Young leaders pay it forward with the next generation

January 8, 2024


Playing and working well with others is critical to children’s growth and learning. Two recent Jepson School graduates have done their part to foster this growth through their internships. Matt Rooney worked as a lead instructor in a summer school program for high-need middle school students in Denver and Ellie Grabow served as a head counselor at a summer camp in the foothills of the Catskill Mountains. Both Grabow and Rooney graduated in December, a semester early.

Rooney came to the University of Richmond thinking he would pursue a legal career, but changed his plans after taking several leadership studies classes where he learned about education inequities.

“These classes taught me to think outside the box — or even destroy the box,” Rooney said. He became a leadership studies and history major with a minor in religious studies. “I decided that if I could be part of the process of making education more equitable, I’d like to get started.”

This past summer, he interned with Generation Teach, a nonprofit that recruits and trains diverse cohorts of aspiring teachers to work in high-need schools. He taught at a Denver middle school, working with 18 eighth graders to improve their reading, writing, and math. The supportive community created by Generation Teach, including daily check-ins with his mentor and his cohort of 40 teachers-in-training, proved invaluable, he said.

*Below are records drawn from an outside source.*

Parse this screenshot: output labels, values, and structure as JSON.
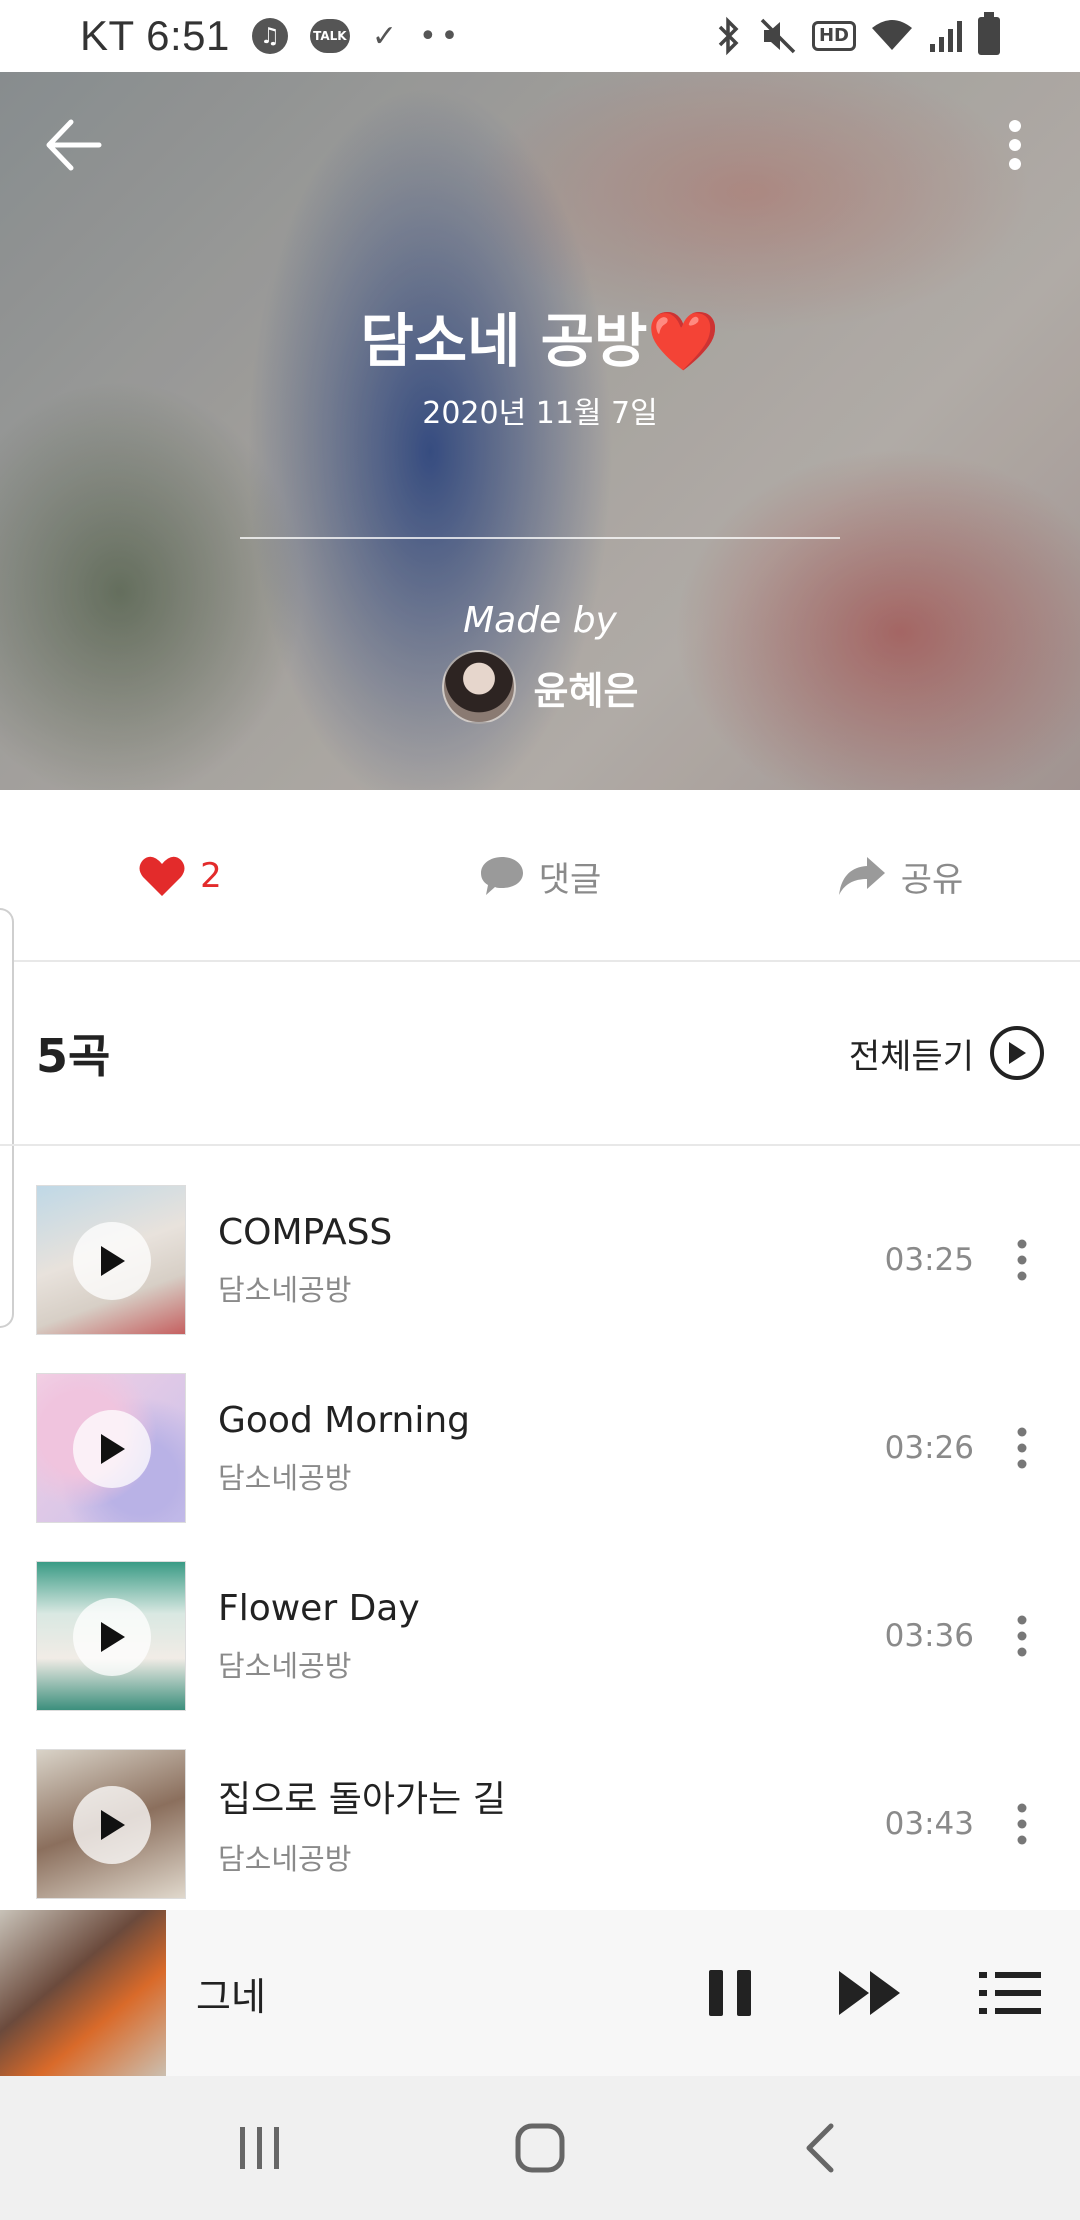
{
  "status_bar": {
    "time": "KT 6:51",
    "talk_label": "TALK",
    "hd_label": "HD"
  },
  "playlist": {
    "title": "담소네 공방❤️",
    "date": "2020년 11월 7일",
    "made_by_label": "Made by",
    "creator_name": "윤혜은"
  },
  "actions": {
    "like_count": "2",
    "comment_label": "댓글",
    "share_label": "공유"
  },
  "list_header": {
    "count_label": "5곡",
    "play_all_label": "전체듣기"
  },
  "songs": [
    {
      "title": "COMPASS",
      "artist": "담소네공방",
      "duration": "03:25"
    },
    {
      "title": "Good Morning",
      "artist": "담소네공방",
      "duration": "03:26"
    },
    {
      "title": "Flower Day",
      "artist": "담소네공방",
      "duration": "03:36"
    },
    {
      "title": "집으로 돌아가는 길",
      "artist": "담소네공방",
      "duration": "03:43"
    }
  ],
  "now_playing": {
    "title": "그네"
  },
  "colors": {
    "like_red": "#e32b2b",
    "text_gray": "#8a8a8a",
    "player_bg": "#f7f7f7",
    "nav_bg": "#f0f0f0"
  }
}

“Improving my students’ social-emotional skills, the way they talked to each other and to their teachers was very important,” he said. “I realized that while I might not be everyone’s favorite teacher, I would do my best to give them what they needed to succeed.”

Grabow faced her own set of challenges as a head counselor at Camp Echo, her family’s summer camp for boys and girls ages 7 to 15. She grew up spending summers at the camp, located 90 minutes from New York City on 200 acres of rolling hills. For the last few years, she has worked at Camp Echo in roles of increasing responsibility.

As a head counselor, she oversaw 150 girl campers and 50 staff members this summer. Her days started at 7 a.m. and ended at midnight, with only four days off in nine weeks.

“What makes it special is the community, the people,” said Grabow, who majored in leadership studies and health studies. “It is so rewarding to see the kids’ growth.”

That growth comes in the form of the children’s social skills, something Grabow attributes to the guidance of trained staff and the camp’s technology ban.

"Without access to their cellphones, campers learn to speak to each other and resolve conflicts,” she said. “They form deep friendships. Most come from busy towns and cities and love spending time in nature. It’s a very tranquil setting, except,” she added with a laugh, “when all the kids are dancing and screaming!”

Following graduation, Grabow lined up an internship in the human resources department of a technology company. Come summer, she will be back at Camp Echo. Afterward, she said she will look for a job working with children.

Meanwhile, Rooney started as a long-term substitute, teaching AP Government and Honors History at Glen Allen High School, his alma mater, located just north of Richmond. Next, he said he plans to get a master’s degree in education, become a full-time high school history and government teacher, and work to ensure more students receive the kind of quality education he received.